W (NM): You were one of the most influential singers of all time. What would be your advice to kids that were just starting a singing career?

IG: Well… I think that’s a good question, it depends on what you want. If you want to be successful commercially really quickly, you go with whatever is trendy, whatever is fashionable and get on board really quickly. The problem with that is that as soon as that fashion is passed, you’ve adopted that style for the sake of fashion, by definition you are out of fashion and it’s all over. But if you really want to be a singer, than there are two important things: find your natural range. Don’t try and sing in somebody else’s voice. But at the same time copy your heroes, enjoy it when you’re young and let all the influences come through, all of them. Not just one style. Enjoy singing all day, sing in the shower, and sing all time. After a few years of doing this with semi-pro bands and semi-pro performances or whatever, sooner or later you’re going to be a singer and find your own voice, that’s the important thing.
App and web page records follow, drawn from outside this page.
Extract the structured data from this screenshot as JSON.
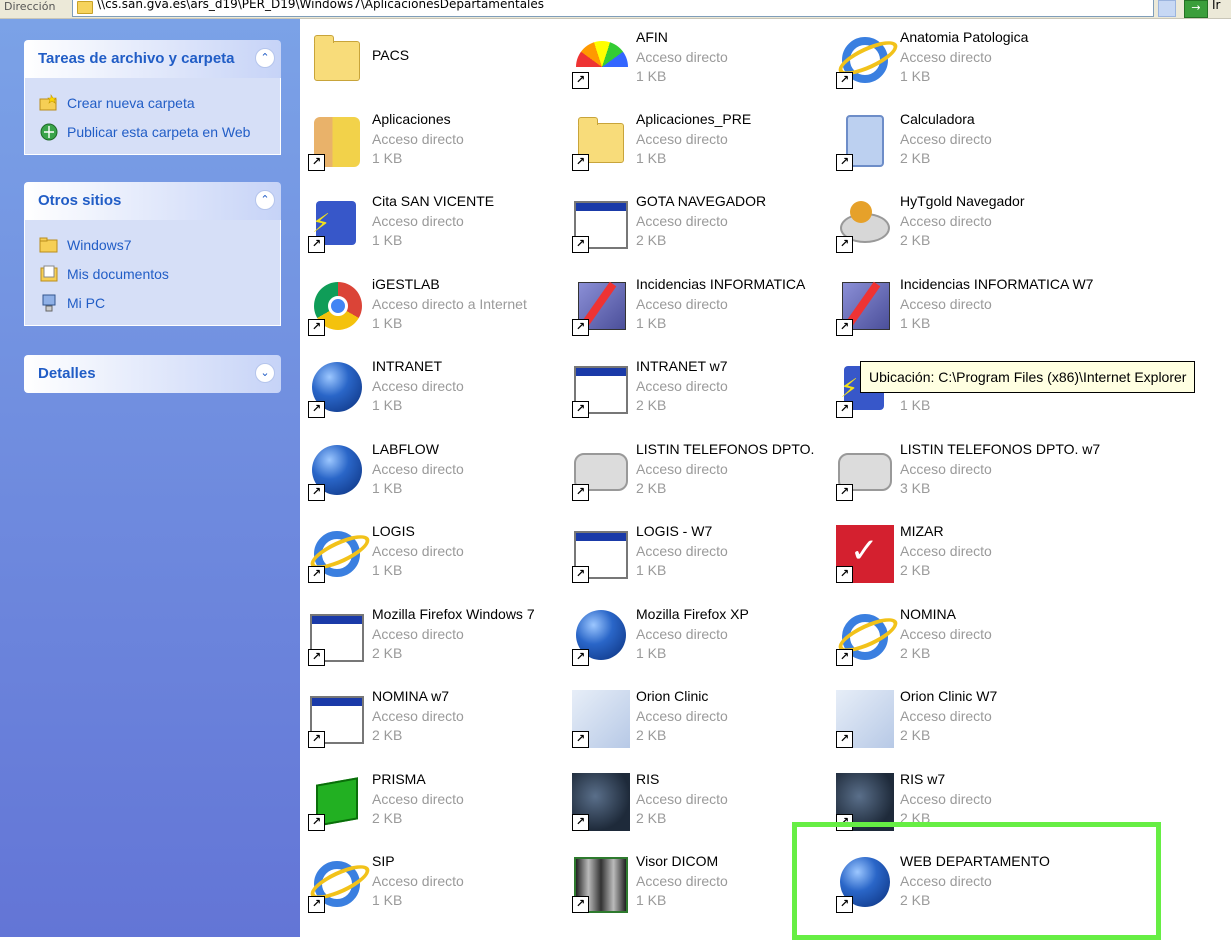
{
  "address_bar": {
    "label": "Dirección",
    "path": "\\\\cs.san.gva.es\\ars_d19\\PER_D19\\Windows7\\AplicacionesDepartamentales",
    "go_label": "Ir"
  },
  "task_pane": {
    "file_tasks": {
      "title": "Tareas de archivo y carpeta",
      "links": [
        {
          "label": "Crear nueva carpeta",
          "icon": "new-folder-icon"
        },
        {
          "label": "Publicar esta carpeta en Web",
          "icon": "publish-web-icon"
        }
      ]
    },
    "other_places": {
      "title": "Otros sitios",
      "links": [
        {
          "label": "Windows7",
          "icon": "folder-icon"
        },
        {
          "label": "Mis documentos",
          "icon": "my-documents-icon"
        },
        {
          "label": "Mi PC",
          "icon": "my-computer-icon"
        }
      ]
    },
    "details": {
      "title": "Detalles"
    }
  },
  "files": [
    {
      "name": "PACS",
      "type": "",
      "size": "",
      "icon": "folder-icon"
    },
    {
      "name": "AFIN",
      "type": "Acceso directo",
      "size": "1 KB",
      "icon": "rainbow-icon"
    },
    {
      "name": "Anatomia Patologica",
      "type": "Acceso directo",
      "size": "1 KB",
      "icon": "internet-explorer-icon"
    },
    {
      "name": "Aplicaciones",
      "type": "Acceso directo",
      "size": "1 KB",
      "icon": "door-person-icon"
    },
    {
      "name": "Aplicaciones_PRE",
      "type": "Acceso directo",
      "size": "1 KB",
      "icon": "folder-icon"
    },
    {
      "name": "Calculadora",
      "type": "Acceso directo",
      "size": "2 KB",
      "icon": "calculator-icon"
    },
    {
      "name": "Cita SAN VICENTE",
      "type": "Acceso directo",
      "size": "1 KB",
      "icon": "plug-icon"
    },
    {
      "name": "GOTA NAVEGADOR",
      "type": "Acceso directo",
      "size": "2 KB",
      "icon": "window-icon"
    },
    {
      "name": "HyTgold Navegador",
      "type": "Acceso directo",
      "size": "2 KB",
      "icon": "disk-icon"
    },
    {
      "name": "iGESTLAB",
      "type": "Acceso directo a Internet",
      "size": "1 KB",
      "icon": "chrome-icon"
    },
    {
      "name": "Incidencias INFORMATICA",
      "type": "Acceso directo",
      "size": "1 KB",
      "icon": "tool-icon"
    },
    {
      "name": "Incidencias INFORMATICA W7",
      "type": "Acceso directo",
      "size": "1 KB",
      "icon": "tool-icon"
    },
    {
      "name": "INTRANET",
      "type": "Acceso directo",
      "size": "1 KB",
      "icon": "globe-icon"
    },
    {
      "name": "INTRANET w7",
      "type": "Acceso directo",
      "size": "2 KB",
      "icon": "window-icon"
    },
    {
      "name": "",
      "type": "Acceso directo",
      "size": "1 KB",
      "icon": "plug-icon"
    },
    {
      "name": "LABFLOW",
      "type": "Acceso directo",
      "size": "1 KB",
      "icon": "globe-icon"
    },
    {
      "name": "LISTIN TELEFONOS DPTO.",
      "type": "Acceso directo",
      "size": "2 KB",
      "icon": "phone-icon"
    },
    {
      "name": "LISTIN TELEFONOS DPTO. w7",
      "type": "Acceso directo",
      "size": "3 KB",
      "icon": "phone-icon"
    },
    {
      "name": "LOGIS",
      "type": "Acceso directo",
      "size": "1 KB",
      "icon": "internet-explorer-icon"
    },
    {
      "name": "LOGIS - W7",
      "type": "Acceso directo",
      "size": "1 KB",
      "icon": "window-icon"
    },
    {
      "name": "MIZAR",
      "type": "Acceso directo",
      "size": "2 KB",
      "icon": "mizar-icon"
    },
    {
      "name": "Mozilla Firefox Windows 7",
      "type": "Acceso directo",
      "size": "2 KB",
      "icon": "window-icon"
    },
    {
      "name": "Mozilla Firefox XP",
      "type": "Acceso directo",
      "size": "1 KB",
      "icon": "globe-icon"
    },
    {
      "name": "NOMINA",
      "type": "Acceso directo",
      "size": "2 KB",
      "icon": "internet-explorer-icon"
    },
    {
      "name": "NOMINA w7",
      "type": "Acceso directo",
      "size": "2 KB",
      "icon": "window-icon"
    },
    {
      "name": "Orion Clinic",
      "type": "Acceso directo",
      "size": "2 KB",
      "icon": "orion-icon"
    },
    {
      "name": "Orion Clinic W7",
      "type": "Acceso directo",
      "size": "2 KB",
      "icon": "orion-icon"
    },
    {
      "name": "PRISMA",
      "type": "Acceso directo",
      "size": "2 KB",
      "icon": "cube-icon"
    },
    {
      "name": "RIS",
      "type": "Acceso directo",
      "size": "2 KB",
      "icon": "space-icon"
    },
    {
      "name": "RIS w7",
      "type": "Acceso directo",
      "size": "2 KB",
      "icon": "space-icon"
    },
    {
      "name": "SIP",
      "type": "Acceso directo",
      "size": "1 KB",
      "icon": "internet-explorer-icon"
    },
    {
      "name": "Visor DICOM",
      "type": "Acceso directo",
      "size": "1 KB",
      "icon": "xray-icon"
    },
    {
      "name": "WEB DEPARTAMENTO",
      "type": "Acceso directo",
      "size": "2 KB",
      "icon": "globe-icon"
    }
  ],
  "tooltip": {
    "text": "Ubicación: C:\\Program Files (x86)\\Internet Explorer"
  },
  "highlight_color": "#66ee44"
}
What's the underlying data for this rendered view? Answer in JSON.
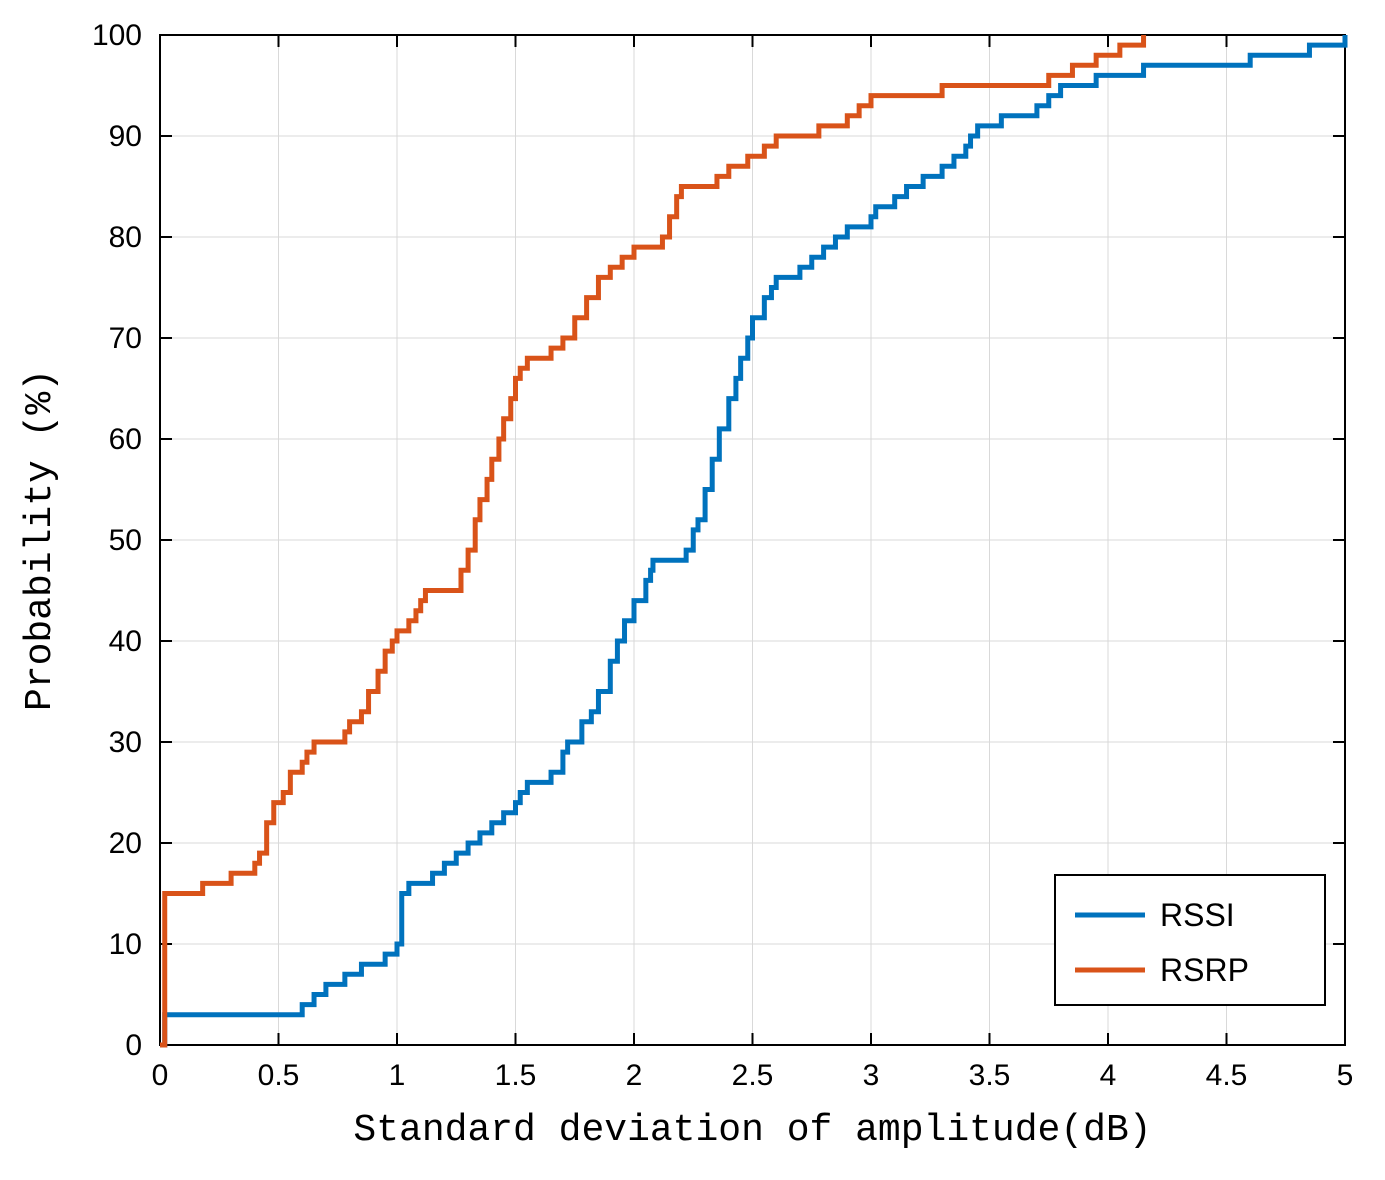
{
  "chart_data": {
    "type": "line",
    "subtype": "cdf-step",
    "xlabel": "Standard deviation of amplitude(dB)",
    "ylabel": "Probability (%)",
    "xlim": [
      0,
      5
    ],
    "ylim": [
      0,
      100
    ],
    "xticks": [
      0,
      0.5,
      1,
      1.5,
      2,
      2.5,
      3,
      3.5,
      4,
      4.5,
      5
    ],
    "yticks": [
      0,
      10,
      20,
      30,
      40,
      50,
      60,
      70,
      80,
      90,
      100
    ],
    "grid": true,
    "legend_position": "bottom-right",
    "colors": {
      "RSSI": "#0072BD",
      "RSRP": "#D95319"
    },
    "series": [
      {
        "name": "RSSI",
        "color": "#0072BD",
        "points": [
          [
            0.0,
            0
          ],
          [
            0.02,
            3
          ],
          [
            0.58,
            3
          ],
          [
            0.6,
            4
          ],
          [
            0.65,
            5
          ],
          [
            0.7,
            6
          ],
          [
            0.78,
            7
          ],
          [
            0.85,
            8
          ],
          [
            0.95,
            9
          ],
          [
            1.0,
            10
          ],
          [
            1.02,
            15
          ],
          [
            1.05,
            16
          ],
          [
            1.12,
            16
          ],
          [
            1.15,
            17
          ],
          [
            1.2,
            18
          ],
          [
            1.25,
            19
          ],
          [
            1.3,
            20
          ],
          [
            1.35,
            21
          ],
          [
            1.4,
            22
          ],
          [
            1.45,
            23
          ],
          [
            1.5,
            24
          ],
          [
            1.52,
            25
          ],
          [
            1.55,
            26
          ],
          [
            1.6,
            26
          ],
          [
            1.65,
            27
          ],
          [
            1.7,
            29
          ],
          [
            1.72,
            30
          ],
          [
            1.78,
            32
          ],
          [
            1.82,
            33
          ],
          [
            1.85,
            35
          ],
          [
            1.9,
            38
          ],
          [
            1.93,
            40
          ],
          [
            1.96,
            42
          ],
          [
            2.0,
            44
          ],
          [
            2.05,
            46
          ],
          [
            2.07,
            47
          ],
          [
            2.08,
            48
          ],
          [
            2.2,
            48
          ],
          [
            2.22,
            49
          ],
          [
            2.25,
            51
          ],
          [
            2.27,
            52
          ],
          [
            2.3,
            55
          ],
          [
            2.33,
            58
          ],
          [
            2.36,
            61
          ],
          [
            2.4,
            64
          ],
          [
            2.43,
            66
          ],
          [
            2.45,
            68
          ],
          [
            2.48,
            70
          ],
          [
            2.5,
            72
          ],
          [
            2.55,
            74
          ],
          [
            2.58,
            75
          ],
          [
            2.6,
            76
          ],
          [
            2.7,
            77
          ],
          [
            2.75,
            78
          ],
          [
            2.8,
            79
          ],
          [
            2.85,
            80
          ],
          [
            2.9,
            81
          ],
          [
            3.0,
            82
          ],
          [
            3.02,
            83
          ],
          [
            3.1,
            84
          ],
          [
            3.15,
            85
          ],
          [
            3.22,
            86
          ],
          [
            3.3,
            87
          ],
          [
            3.35,
            88
          ],
          [
            3.4,
            89
          ],
          [
            3.42,
            90
          ],
          [
            3.45,
            91
          ],
          [
            3.55,
            92
          ],
          [
            3.7,
            93
          ],
          [
            3.75,
            94
          ],
          [
            3.8,
            95
          ],
          [
            3.95,
            96
          ],
          [
            4.15,
            97
          ],
          [
            4.55,
            97
          ],
          [
            4.6,
            98
          ],
          [
            4.85,
            99
          ],
          [
            4.95,
            99
          ],
          [
            5.0,
            100
          ]
        ]
      },
      {
        "name": "RSRP",
        "color": "#D95319",
        "points": [
          [
            0.0,
            0
          ],
          [
            0.02,
            15
          ],
          [
            0.15,
            15
          ],
          [
            0.18,
            16
          ],
          [
            0.28,
            16
          ],
          [
            0.3,
            17
          ],
          [
            0.4,
            18
          ],
          [
            0.42,
            19
          ],
          [
            0.45,
            22
          ],
          [
            0.48,
            24
          ],
          [
            0.52,
            25
          ],
          [
            0.55,
            27
          ],
          [
            0.6,
            28
          ],
          [
            0.62,
            29
          ],
          [
            0.65,
            30
          ],
          [
            0.75,
            30
          ],
          [
            0.78,
            31
          ],
          [
            0.8,
            32
          ],
          [
            0.85,
            33
          ],
          [
            0.88,
            35
          ],
          [
            0.92,
            37
          ],
          [
            0.95,
            39
          ],
          [
            0.98,
            40
          ],
          [
            1.0,
            41
          ],
          [
            1.05,
            42
          ],
          [
            1.08,
            43
          ],
          [
            1.1,
            44
          ],
          [
            1.12,
            45
          ],
          [
            1.25,
            45
          ],
          [
            1.27,
            47
          ],
          [
            1.3,
            49
          ],
          [
            1.33,
            52
          ],
          [
            1.35,
            54
          ],
          [
            1.38,
            56
          ],
          [
            1.4,
            58
          ],
          [
            1.43,
            60
          ],
          [
            1.45,
            62
          ],
          [
            1.48,
            64
          ],
          [
            1.5,
            66
          ],
          [
            1.52,
            67
          ],
          [
            1.55,
            68
          ],
          [
            1.65,
            69
          ],
          [
            1.7,
            70
          ],
          [
            1.75,
            72
          ],
          [
            1.8,
            74
          ],
          [
            1.85,
            76
          ],
          [
            1.9,
            77
          ],
          [
            1.95,
            78
          ],
          [
            2.0,
            79
          ],
          [
            2.1,
            79
          ],
          [
            2.12,
            80
          ],
          [
            2.15,
            82
          ],
          [
            2.18,
            84
          ],
          [
            2.2,
            85
          ],
          [
            2.3,
            85
          ],
          [
            2.35,
            86
          ],
          [
            2.4,
            87
          ],
          [
            2.48,
            88
          ],
          [
            2.55,
            89
          ],
          [
            2.6,
            90
          ],
          [
            2.75,
            90
          ],
          [
            2.78,
            91
          ],
          [
            2.9,
            92
          ],
          [
            2.95,
            93
          ],
          [
            3.0,
            94
          ],
          [
            3.25,
            94
          ],
          [
            3.3,
            95
          ],
          [
            3.7,
            95
          ],
          [
            3.75,
            96
          ],
          [
            3.85,
            97
          ],
          [
            3.95,
            98
          ],
          [
            4.05,
            99
          ],
          [
            4.15,
            100
          ]
        ]
      }
    ]
  },
  "legend": {
    "items": [
      {
        "label": "RSSI",
        "color": "#0072BD"
      },
      {
        "label": "RSRP",
        "color": "#D95319"
      }
    ]
  }
}
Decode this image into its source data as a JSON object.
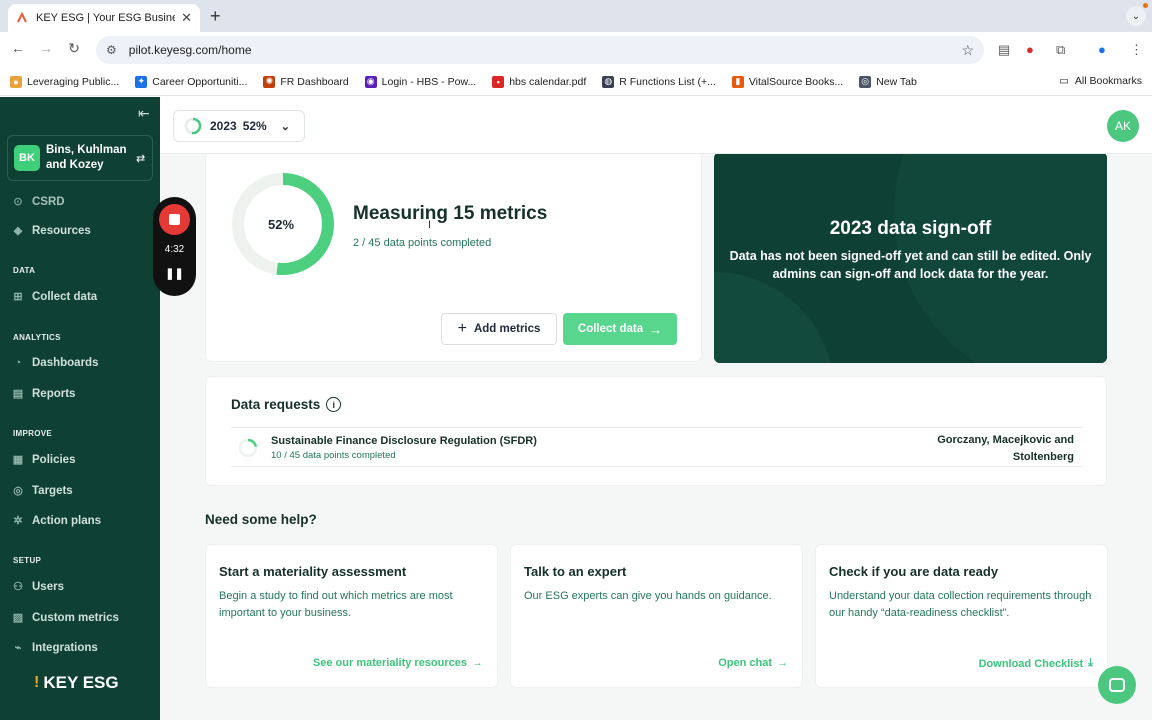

To have real identity so that your personality comes through in your voice so when people hear they’ll go “ah, I know who that is”. Whereas if you copy and develop a style, the same as everybody else, for the sake of fashion, you will sound like everybody else and you won’t develop an identity. So I think it’s important, when you’re young, to copy Elvis Presley, Buddy Holly, Little Richard. I copied Ray Charles and Fats Domino and Cliff Bennet, Brooke Benton, Solomon Burke, all that sort of thing. I did all those songs and learned all about the music, how to interact with the musicians, to enjoy the melody and to learn about timing and phrasing. All those important things, but also to find my own range and to know in which key you’ll be singing in because certain things change and you should always be comfortable with your own voice. Sorry, that’s a long definition, but it’s a good question.

W (NM): We are running out of time here, can you leave us a last message to all your Brazilian fans?

IG: Thank you so much. We are having the most wonderful time, it’s always great to come back here. There’s  always excitement in the air, I can feel it. The energy is incredible. We just get so excited for the concerts. Thank you, thank you, thank you, thank you, thank you.

W (NM): So Mr. Gillan, I would really, really like to thank you, I’m really emotional here because I’ve been a fan for the past 30 years and I think you’re one of the greatest legends, you are one of my rock and roll heroes. Thank you for everything you’ve done. I’m almost crying here, I’m really sorry about that.

IG: Oh, that’s very nice, thank you so much. Nice talking to you.

W (NM): I’ve been to every single concert Deep Purple played in Brazil and I’ll be there in São Paulo on Monday night. It will be a real honor.

IG: OK, come and say hello.

W (NM): Thank you so much Mr. Gillan, I appreciate it. It was really nice talking to you.

IG: And you too. Cheers, mate.

W (NM): Cheers.

Categorias: Entrevistas